Research output: Contribution to journalArticlepeer-review

Abstract

Histone post-translational modifications (PTMs) create a powerful regulatory mechanism for maintaining chromosomal integrity in cells. Histone acetylation and methylation, the most widely studied histone PTMs, act in concert with chromatin-associated proteins to control access to genetic information during transcription. Alterations in cellular histone PTMs have been linked to disease states and have crucial biomarker and therapeutic potential. Traditional bottom-up mass spectrometry of histones requires large numbers of cells, typically one million or more. However, for some cell subtype-specific studies, it is difficult or impossible to obtain such large numbers of cells and quantification of rare histone PTMs is often unachievable. An established targeted LC-MS/MS method was used to quantify the abundance of histone PTMs from cell lines and primary human specimens. Sample preparation was modified by omitting nuclear isolation and reducing the rounds of histone derivatization to improve detection of histone peptides down to 1,000 cells. In the current study, we developed and validated a quantitative LC-MS/MS approach tailored for a targeted histone assay of 75 histone peptides with as few as 10,000 cells. Furthermore, we were able to detect and quantify 61 histone peptides from just 1,000 primary human stem cells. Detection of 37 histone peptides was possible from 1,000 acute myeloid leukemia patient cells.

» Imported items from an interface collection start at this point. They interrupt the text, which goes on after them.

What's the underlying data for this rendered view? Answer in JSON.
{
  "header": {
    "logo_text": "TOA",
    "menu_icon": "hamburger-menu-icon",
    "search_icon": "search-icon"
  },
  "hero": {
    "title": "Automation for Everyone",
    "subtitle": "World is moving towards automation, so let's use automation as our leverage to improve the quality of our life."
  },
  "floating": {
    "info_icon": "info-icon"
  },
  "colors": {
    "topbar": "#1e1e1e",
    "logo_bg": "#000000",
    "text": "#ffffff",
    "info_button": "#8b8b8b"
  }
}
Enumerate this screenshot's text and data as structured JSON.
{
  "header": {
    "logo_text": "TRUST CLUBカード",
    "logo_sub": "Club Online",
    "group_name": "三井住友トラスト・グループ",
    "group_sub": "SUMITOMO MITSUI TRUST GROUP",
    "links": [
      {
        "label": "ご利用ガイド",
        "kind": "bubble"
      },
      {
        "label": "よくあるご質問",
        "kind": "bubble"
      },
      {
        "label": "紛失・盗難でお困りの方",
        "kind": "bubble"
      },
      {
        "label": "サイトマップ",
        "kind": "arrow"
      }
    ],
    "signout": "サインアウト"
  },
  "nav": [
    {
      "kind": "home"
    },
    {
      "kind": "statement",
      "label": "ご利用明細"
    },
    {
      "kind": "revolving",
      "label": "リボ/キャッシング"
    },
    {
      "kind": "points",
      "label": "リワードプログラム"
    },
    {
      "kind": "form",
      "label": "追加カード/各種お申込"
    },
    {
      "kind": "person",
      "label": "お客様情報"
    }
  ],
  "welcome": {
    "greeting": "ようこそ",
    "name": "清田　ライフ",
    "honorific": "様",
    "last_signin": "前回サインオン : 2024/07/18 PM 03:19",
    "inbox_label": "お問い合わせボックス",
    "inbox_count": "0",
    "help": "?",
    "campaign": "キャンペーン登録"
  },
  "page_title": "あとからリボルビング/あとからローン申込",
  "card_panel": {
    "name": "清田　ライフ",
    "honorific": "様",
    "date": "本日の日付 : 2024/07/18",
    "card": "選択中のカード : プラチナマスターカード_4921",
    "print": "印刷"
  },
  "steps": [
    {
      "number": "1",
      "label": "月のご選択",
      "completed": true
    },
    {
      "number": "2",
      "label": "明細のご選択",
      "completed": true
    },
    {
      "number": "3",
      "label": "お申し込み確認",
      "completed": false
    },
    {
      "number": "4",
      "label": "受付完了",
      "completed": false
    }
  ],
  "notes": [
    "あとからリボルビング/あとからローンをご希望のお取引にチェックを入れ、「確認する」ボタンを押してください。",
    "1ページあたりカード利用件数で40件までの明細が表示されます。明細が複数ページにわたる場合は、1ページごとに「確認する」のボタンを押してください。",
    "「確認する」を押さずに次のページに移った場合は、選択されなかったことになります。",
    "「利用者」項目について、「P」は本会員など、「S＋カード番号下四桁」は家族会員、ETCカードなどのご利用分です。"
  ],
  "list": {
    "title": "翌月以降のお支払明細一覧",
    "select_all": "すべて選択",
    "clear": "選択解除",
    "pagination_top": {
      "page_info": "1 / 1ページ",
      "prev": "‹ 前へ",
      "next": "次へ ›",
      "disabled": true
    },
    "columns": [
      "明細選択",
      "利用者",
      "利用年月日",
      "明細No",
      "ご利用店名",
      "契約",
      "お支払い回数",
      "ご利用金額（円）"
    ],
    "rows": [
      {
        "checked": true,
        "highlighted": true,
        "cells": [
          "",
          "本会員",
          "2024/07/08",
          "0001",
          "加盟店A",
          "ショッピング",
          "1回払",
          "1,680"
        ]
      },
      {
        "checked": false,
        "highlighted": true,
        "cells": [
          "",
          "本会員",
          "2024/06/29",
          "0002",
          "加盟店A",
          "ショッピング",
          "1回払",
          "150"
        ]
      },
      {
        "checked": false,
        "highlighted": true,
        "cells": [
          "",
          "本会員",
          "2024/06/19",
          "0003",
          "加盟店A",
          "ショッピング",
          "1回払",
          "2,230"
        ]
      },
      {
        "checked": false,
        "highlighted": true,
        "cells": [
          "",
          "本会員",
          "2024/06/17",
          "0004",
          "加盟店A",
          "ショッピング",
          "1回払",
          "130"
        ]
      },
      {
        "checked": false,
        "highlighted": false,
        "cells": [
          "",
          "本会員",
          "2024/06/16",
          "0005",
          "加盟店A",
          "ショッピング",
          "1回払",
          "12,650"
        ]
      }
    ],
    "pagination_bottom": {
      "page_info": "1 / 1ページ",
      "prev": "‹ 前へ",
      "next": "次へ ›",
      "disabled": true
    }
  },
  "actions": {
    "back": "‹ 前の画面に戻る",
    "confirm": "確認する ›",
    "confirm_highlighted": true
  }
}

We anticipate that this revised method can be used in many applications where achieving large cell numbers is challenging, including rare human cell populations.

Original languageEnglish (US)
Article numbere0240829
JournalPloS one
Volume15
Issue number10 October
DOIs
StatePublished - Oct 2020

ASJC Scopus subject areas

  • Biochemistry, Genetics and Molecular Biology(all)
  • Agricultural and Biological Sciences(all)
  • General

Fingerprint Dive into the research topics of 'Targeted detection and quantitation of histone modifications from 1,000 cells'. Together they form a unique fingerprint.

Cite this